FN 3. Section 366.26, subdivision (a) reads in pertinent part: "This section applies to minors who are adjudged dependent children of the juvenile court pursuant to subdivision (c) of Section 360 on or after January 1, 1989. The procedures specified herein are the exclusive procedures for conducting these hearings .... For minors who are adjudged dependent children of the juvenile court ... this section and Sections ... of the Civil Code specify the exclusive procedures for permanently terminating parental rights with regard to, or establishing legal guardianship of, the minor while the minor is a dependent child of the juvenile court."

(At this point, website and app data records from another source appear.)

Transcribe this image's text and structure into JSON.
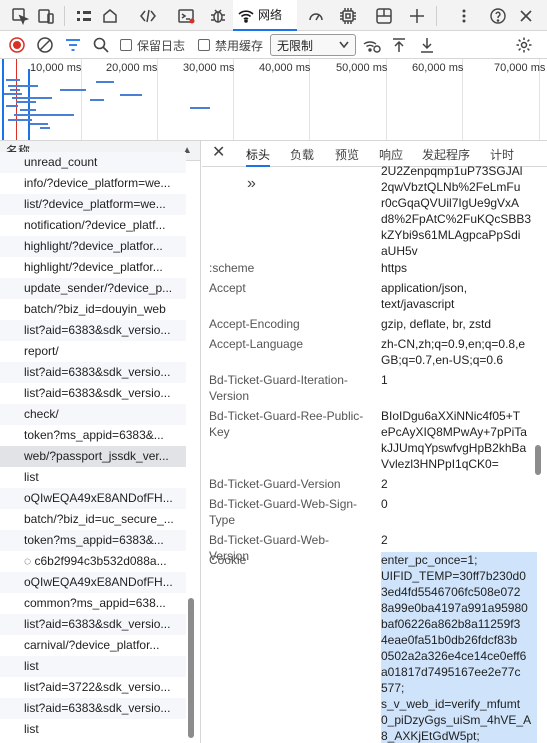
{
  "tabbar": {
    "network_label": "网络",
    "icons": [
      "inspect-icon",
      "device-toggle-icon",
      "home-icon",
      "elements-icon",
      "console-icon",
      "bug-icon",
      "network-icon",
      "performance-icon",
      "settings-cog-icon",
      "application-icon",
      "add-icon",
      "more-icon",
      "help-icon",
      "close-icon"
    ]
  },
  "toolbar": {
    "preserve_log": "保留日志",
    "disable_cache": "禁用缓存",
    "throttle_value": "无限制"
  },
  "overview": {
    "ticks": [
      "10,000 ms",
      "20,000 ms",
      "30,000 ms",
      "40,000 ms",
      "50,000 ms",
      "60,000 ms",
      "70,000 ms"
    ]
  },
  "list": {
    "header": "名称",
    "rows": [
      "unread_count",
      "info/?device_platform=we...",
      "list/?device_platform=we...",
      "notification/?device_platf...",
      "highlight/?device_platfor...",
      "highlight/?device_platfor...",
      "update_sender/?device_p...",
      "batch/?biz_id=douyin_web",
      "list?aid=6383&sdk_versio...",
      "report/",
      "list?aid=6383&sdk_versio...",
      "list?aid=6383&sdk_versio...",
      "check/",
      "token?ms_appid=6383&...",
      "web/?passport_jssdk_ver...",
      "list",
      "oQIwEQA49xE8ANDofFH...",
      "batch/?biz_id=uc_secure_...",
      "token?ms_appid=6383&...",
      "◌ c6b2f994c3b532d088a...",
      "oQIwEQA49xE8ANDofFH...",
      "common?ms_appid=638...",
      "list?aid=6383&sdk_versio...",
      "carnival/?device_platfor...",
      "list",
      "list?aid=3722&sdk_versio...",
      "list?aid=6383&sdk_versio...",
      "list"
    ]
  },
  "details": {
    "tabs": [
      "标头",
      "负载",
      "预览",
      "响应",
      "发起程序",
      "计时"
    ],
    "top_value_lines": [
      "2U2Zenpqmp1uP73SGJAl",
      "2qwVbztQLNb%2FeLmFu",
      "r0cGqaQVUil7IgUe9gVxA",
      "d8%2FpAtC%2FuKQcSBB3",
      "kZYbi9s61MLAgpcaPpSdi",
      "aUH5v"
    ],
    "headers": [
      {
        "key": "scheme_label",
        "name": ":scheme",
        "value": [
          "https"
        ]
      },
      {
        "key": "accept",
        "name": "Accept",
        "value": [
          "application/json,",
          "text/javascript"
        ]
      },
      {
        "key": "accept_encoding",
        "name": "Accept-Encoding",
        "value": [
          "gzip, deflate, br, zstd"
        ]
      },
      {
        "key": "accept_language",
        "name": "Accept-Language",
        "value": [
          "zh-CN,zh;q=0.9,en;q=0.8,e",
          "GB;q=0.7,en-US;q=0.6"
        ]
      },
      {
        "key": "iteration",
        "name": "Bd-Ticket-Guard-Iteration-Version",
        "value": [
          "1"
        ]
      },
      {
        "key": "ree",
        "name": "Bd-Ticket-Guard-Ree-Public-Key",
        "value": [
          "BIoIDgu6aXXiNNic4f05+T",
          "ePcAyXIQ8MPwAy+7pPiTa",
          "kJJUmqYpswfvgHpB2khBa",
          "Vvlezl3HNPpI1qCK0="
        ]
      },
      {
        "key": "version",
        "name": "Bd-Ticket-Guard-Version",
        "value": [
          "2"
        ]
      },
      {
        "key": "web_sign",
        "name": "Bd-Ticket-Guard-Web-Sign-Type",
        "value": [
          "0"
        ]
      },
      {
        "key": "web_version",
        "name": "Bd-Ticket-Guard-Web-Version",
        "value": [
          "2"
        ]
      },
      {
        "key": "cookie",
        "name": "Cookie",
        "value": [
          "enter_pc_once=1;",
          "UIFID_TEMP=30ff7b230d0",
          "3ed4fd5546706fc508e072",
          "8a99e0ba4197a991a95980",
          "baf06226a862b8a11259f3",
          "4eae0fa51b0db26fdcf83b",
          "0502a2a326e4ce14ce0eff6",
          "a01817d7495167ee2e77c",
          "577;",
          "s_v_web_id=verify_mfumt",
          "0_piDzyGgs_uiSm_4hVE_A",
          "8_AXKjEtGdW5pt;"
        ]
      }
    ]
  },
  "colors": {
    "accent": "#1a73e8",
    "record_red": "#d93025",
    "highlight": "#cfe4fb"
  }
}
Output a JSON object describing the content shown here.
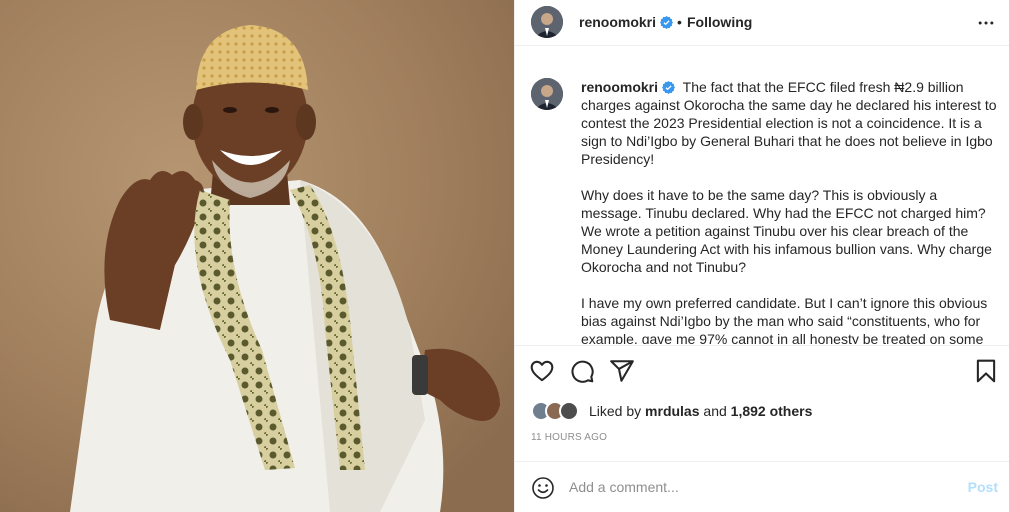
{
  "header": {
    "username": "renoomokri",
    "separator": "•",
    "follow_status": "Following"
  },
  "caption": {
    "username": "renoomokri",
    "paragraphs": [
      "The fact that the EFCC filed fresh ₦2.9 billion charges against Okorocha the same day he declared his interest to contest the 2023 Presidential election is not a coincidence. It is a sign to Ndi’Igbo by General Buhari that he does not believe in Igbo Presidency!",
      "Why does it have to be the same day? This is obviously a message. Tinubu declared. Why had the EFCC not charged him? We wrote a petition against Tinubu over his clear breach of the Money Laundering Act with his infamous bullion vans. Why charge Okorocha and not Tinubu?",
      "I have my own preferred candidate. But I can’t ignore this obvious bias against Ndi’Igbo by the man who said “constituents, who for example, gave me 97% cannot in all honesty be treated on some"
    ]
  },
  "likes": {
    "prefix": "Liked by",
    "user": "mrdulas",
    "middle": "and",
    "count": "1,892 others"
  },
  "timestamp": "11 HOURS AGO",
  "comment": {
    "placeholder": "Add a comment...",
    "post_label": "Post"
  },
  "icons": {
    "verified": "verified-badge-icon",
    "more": "more-options-icon",
    "like": "heart-icon",
    "comment": "comment-icon",
    "share": "share-icon",
    "save": "bookmark-icon",
    "emoji": "emoji-icon"
  },
  "colors": {
    "verified": "#3897f0",
    "post_button": "#b2dffc",
    "muted": "#8e8e8e"
  }
}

Subdivision (b) of that section provides in pertinent part: "At the hearing, which shall be held in juvenile court for all minors who are dependents of the juvenile court, the court, in order to provide stable, permanent homes for these minors, shall review the report as specified in Section ... 366.21, or 366.22, shall indicate that the court has read and considered it, shall receive other evidence that the parties present, and then shall do one of the following: [¶] (1) permanently sever the parent or parents' rights in order that the child be placed for adoption. ..."

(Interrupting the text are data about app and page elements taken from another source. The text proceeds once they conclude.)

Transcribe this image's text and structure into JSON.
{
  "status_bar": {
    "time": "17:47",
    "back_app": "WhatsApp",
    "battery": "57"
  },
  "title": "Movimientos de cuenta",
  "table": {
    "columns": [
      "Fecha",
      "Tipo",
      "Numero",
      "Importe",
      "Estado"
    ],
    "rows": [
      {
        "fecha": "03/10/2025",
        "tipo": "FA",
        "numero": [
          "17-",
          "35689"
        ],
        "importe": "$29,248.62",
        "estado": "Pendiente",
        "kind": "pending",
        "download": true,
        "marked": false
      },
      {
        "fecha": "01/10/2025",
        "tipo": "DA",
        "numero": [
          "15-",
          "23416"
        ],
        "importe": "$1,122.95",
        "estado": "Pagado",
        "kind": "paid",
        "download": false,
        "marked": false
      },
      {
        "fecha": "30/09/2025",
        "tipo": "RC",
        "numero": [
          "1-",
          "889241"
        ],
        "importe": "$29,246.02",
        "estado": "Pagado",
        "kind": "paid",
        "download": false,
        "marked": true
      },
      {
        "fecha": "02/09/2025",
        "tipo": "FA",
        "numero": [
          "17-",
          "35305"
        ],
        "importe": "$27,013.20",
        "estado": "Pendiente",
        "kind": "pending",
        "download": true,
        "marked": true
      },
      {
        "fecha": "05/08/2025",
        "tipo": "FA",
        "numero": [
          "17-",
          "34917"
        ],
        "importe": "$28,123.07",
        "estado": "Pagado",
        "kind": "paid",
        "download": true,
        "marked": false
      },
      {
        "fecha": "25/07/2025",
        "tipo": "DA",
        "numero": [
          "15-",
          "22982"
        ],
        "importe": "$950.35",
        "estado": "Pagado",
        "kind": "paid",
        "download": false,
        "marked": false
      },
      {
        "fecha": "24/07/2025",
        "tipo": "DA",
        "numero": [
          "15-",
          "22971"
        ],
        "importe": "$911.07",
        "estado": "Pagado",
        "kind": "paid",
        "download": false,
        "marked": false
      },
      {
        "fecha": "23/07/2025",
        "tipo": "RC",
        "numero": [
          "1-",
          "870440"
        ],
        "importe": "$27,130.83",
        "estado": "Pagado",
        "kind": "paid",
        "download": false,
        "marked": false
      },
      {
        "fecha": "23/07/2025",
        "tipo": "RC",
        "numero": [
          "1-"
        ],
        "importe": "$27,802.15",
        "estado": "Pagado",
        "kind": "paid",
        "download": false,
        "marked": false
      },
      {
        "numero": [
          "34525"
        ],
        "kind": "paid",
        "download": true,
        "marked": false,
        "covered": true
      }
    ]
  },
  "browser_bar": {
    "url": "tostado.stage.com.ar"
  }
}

Subdivision (c) of that section states in pertinent part as follows: "At the hearing the court shall proceed pursuant to one of the following procedures: [¶] (1) It shall terminate parental rights only if it first determines by clear and convincing evidence that it is likely that the minor will be adopted. If the court so determines, the findings ... that reunification services shall not be offered, ... or pursuant to ... Section 366.22 that a minor cannot or should not be returned to his or her parent ..., shall then constitute a sufficient basis for termination of parental rights unless the court finds that termination would be detrimental to the minor ...."

FN 4. Respondent asserted at oral argument that the social worker's report, prepared for the section 366.22, 18-month review hearing, provided an adequate basis for the findings which were made. This assertion begs the question, however, as there was no hearing, appellants were not represented, and the report was never formally entered into evidence.

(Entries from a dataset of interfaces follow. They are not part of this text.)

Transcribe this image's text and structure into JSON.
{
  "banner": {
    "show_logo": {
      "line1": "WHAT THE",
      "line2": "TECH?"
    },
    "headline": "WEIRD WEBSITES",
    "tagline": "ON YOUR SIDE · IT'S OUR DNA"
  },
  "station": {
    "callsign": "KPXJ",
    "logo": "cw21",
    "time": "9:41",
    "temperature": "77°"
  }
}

FN 5. While we do not condone the actions of appellants in failing to appear for the 18-month review hearing, we note the social worker's report indicates they were in contact with their social workers between the date the hearing was supposed to occur and the section 366.26 hearing, and no default was ever entered against them. And, although appellants' counsel below appropriately objected to the amended minute order and its use at the section 366.26 hearing, we must voice our displeasure with counsel's withdrawal from representation and especially the court's approval of such withdrawal. The procedural mandates governing a motion to withdraw as counsel, which include notice to the client and a declaration stating the reasons for bringing such a motion (Cal. Rules of Court, rule 376; Code Civ. Proc., § 284), were conspicuously absent. Though we assume counsel's withdrawal was a form of protest and an attempt to distance himself from the stipulation and any findings made thereto, nonetheless it enabled the case to proceed, though fatally flawed, resulting in the termination of appellants' parental rights without due process.

FN 6. Appellants also challenge findings made at the July 7, 1989, dispositional hearing and the January 9, 1990, six-month review hearing. We agree with respondent, however, that the time to appeal these findings has expired. "In a dependency proceeding, the dispositional order constitutes a judgment. [Citations.] ... [A]ppellate jurisdiction is dependent upon the filing of a timely notice of appeal. [Citations.] 'An appeal from the most recent order entered in a dependency matter may not challenge prior orders, for which the statutory time for filing an appeal has passed.' [Citations.]" (In re Megan B. (1991) 235 Cal. App. 3d 942, 950 [1 Cal. Rptr. 2d 177], quoting In re Elizabeth M., supra, 232 Cal.App.3d at p. 563.)